• **TASK INPUT**
■ ■ ■ ■ ■ ■ ■

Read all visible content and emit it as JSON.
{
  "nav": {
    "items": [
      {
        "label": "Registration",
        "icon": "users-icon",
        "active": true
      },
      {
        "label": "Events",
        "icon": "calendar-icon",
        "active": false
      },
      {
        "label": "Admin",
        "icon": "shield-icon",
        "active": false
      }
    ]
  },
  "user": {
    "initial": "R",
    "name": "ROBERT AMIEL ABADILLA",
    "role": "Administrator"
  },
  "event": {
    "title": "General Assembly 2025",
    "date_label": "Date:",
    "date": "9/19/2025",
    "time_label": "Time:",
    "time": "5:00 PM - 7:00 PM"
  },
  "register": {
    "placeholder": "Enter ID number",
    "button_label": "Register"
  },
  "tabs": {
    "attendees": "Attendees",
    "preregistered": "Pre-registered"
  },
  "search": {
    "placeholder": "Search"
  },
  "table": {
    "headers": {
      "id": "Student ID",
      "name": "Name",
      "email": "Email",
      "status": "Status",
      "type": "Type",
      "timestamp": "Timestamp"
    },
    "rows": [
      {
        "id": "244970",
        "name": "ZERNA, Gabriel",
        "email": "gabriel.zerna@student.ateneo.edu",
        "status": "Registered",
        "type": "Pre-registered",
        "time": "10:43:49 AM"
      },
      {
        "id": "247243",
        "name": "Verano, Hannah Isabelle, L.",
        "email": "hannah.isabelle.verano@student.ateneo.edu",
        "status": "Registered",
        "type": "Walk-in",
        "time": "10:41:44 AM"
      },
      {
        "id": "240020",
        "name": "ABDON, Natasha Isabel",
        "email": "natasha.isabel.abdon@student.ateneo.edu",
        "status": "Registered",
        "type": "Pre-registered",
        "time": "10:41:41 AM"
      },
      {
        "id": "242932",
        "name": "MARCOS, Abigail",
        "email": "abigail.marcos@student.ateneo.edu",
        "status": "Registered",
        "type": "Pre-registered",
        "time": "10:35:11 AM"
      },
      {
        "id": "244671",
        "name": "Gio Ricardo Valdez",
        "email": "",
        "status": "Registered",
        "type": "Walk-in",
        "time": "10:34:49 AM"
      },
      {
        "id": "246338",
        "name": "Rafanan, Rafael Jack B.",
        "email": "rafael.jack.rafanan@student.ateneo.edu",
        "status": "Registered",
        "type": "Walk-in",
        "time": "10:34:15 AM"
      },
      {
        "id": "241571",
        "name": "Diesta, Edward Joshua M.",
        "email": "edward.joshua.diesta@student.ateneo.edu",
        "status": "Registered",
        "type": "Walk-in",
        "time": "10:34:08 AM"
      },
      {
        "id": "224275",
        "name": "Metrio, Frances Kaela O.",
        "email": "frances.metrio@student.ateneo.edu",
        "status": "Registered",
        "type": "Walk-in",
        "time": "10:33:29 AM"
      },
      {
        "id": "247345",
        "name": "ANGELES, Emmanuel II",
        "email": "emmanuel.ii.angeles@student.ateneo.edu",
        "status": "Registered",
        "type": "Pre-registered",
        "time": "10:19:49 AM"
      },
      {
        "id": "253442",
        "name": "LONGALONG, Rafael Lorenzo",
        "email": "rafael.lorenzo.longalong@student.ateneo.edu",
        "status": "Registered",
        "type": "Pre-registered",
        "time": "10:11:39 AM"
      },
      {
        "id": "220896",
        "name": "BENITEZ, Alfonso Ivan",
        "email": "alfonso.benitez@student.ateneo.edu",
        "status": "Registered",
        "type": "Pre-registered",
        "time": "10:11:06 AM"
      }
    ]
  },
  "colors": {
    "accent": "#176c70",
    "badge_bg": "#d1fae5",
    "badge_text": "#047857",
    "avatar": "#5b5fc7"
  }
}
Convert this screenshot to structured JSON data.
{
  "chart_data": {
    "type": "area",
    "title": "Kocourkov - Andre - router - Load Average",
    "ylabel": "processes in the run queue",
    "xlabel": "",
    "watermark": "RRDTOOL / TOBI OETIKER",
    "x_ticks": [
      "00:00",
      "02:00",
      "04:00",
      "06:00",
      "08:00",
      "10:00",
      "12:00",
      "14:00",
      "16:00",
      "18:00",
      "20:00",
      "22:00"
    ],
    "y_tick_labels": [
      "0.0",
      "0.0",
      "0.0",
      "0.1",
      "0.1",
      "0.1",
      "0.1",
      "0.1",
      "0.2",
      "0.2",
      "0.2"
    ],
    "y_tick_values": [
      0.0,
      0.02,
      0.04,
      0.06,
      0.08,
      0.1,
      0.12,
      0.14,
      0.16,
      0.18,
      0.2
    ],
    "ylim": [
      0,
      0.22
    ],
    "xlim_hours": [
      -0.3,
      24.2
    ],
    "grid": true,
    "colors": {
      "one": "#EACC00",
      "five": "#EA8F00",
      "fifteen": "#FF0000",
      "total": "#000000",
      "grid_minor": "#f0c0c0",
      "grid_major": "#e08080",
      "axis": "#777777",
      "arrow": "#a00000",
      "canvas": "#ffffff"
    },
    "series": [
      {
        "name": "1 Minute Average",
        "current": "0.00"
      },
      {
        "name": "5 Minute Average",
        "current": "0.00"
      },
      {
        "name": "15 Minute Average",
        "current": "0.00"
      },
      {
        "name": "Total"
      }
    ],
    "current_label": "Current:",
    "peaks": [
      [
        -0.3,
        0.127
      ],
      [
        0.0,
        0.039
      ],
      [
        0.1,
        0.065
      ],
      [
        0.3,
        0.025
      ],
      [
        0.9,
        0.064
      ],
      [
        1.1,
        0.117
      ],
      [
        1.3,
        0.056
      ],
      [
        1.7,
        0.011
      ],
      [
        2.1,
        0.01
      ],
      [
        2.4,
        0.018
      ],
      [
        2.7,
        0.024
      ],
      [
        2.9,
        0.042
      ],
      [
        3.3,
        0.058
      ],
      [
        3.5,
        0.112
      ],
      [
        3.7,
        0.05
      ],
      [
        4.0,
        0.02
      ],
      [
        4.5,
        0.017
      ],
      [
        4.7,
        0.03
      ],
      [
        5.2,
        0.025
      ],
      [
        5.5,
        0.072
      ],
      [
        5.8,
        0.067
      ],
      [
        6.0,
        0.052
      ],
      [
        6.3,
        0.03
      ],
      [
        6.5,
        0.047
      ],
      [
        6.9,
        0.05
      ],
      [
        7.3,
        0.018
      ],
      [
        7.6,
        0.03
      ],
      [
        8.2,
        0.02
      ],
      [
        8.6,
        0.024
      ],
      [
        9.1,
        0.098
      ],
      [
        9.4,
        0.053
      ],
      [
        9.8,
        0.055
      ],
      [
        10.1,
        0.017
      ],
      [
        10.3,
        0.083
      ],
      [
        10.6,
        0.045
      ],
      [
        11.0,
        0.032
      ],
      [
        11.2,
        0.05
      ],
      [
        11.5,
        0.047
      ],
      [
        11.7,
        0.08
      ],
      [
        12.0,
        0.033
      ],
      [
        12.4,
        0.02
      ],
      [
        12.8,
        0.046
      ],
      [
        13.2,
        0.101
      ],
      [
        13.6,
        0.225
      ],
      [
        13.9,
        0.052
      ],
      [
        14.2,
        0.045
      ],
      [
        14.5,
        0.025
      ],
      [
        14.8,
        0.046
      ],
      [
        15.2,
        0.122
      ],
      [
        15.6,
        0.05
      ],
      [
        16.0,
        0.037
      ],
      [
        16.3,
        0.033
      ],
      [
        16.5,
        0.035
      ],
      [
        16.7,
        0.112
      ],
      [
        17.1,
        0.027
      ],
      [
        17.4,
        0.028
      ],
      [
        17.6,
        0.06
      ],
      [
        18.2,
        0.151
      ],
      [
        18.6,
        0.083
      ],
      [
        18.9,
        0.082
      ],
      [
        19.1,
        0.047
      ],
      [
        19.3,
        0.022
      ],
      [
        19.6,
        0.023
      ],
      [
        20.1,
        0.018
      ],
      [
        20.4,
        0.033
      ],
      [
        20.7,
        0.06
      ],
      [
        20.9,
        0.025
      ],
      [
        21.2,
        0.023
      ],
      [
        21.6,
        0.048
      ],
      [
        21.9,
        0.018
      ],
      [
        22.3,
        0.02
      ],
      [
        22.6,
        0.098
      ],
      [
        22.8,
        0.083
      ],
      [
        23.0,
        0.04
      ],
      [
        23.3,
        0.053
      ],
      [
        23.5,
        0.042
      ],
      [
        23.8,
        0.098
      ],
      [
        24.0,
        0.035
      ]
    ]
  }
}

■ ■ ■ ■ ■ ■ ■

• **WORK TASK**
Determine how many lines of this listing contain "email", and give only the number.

• **TASK RESULT**
12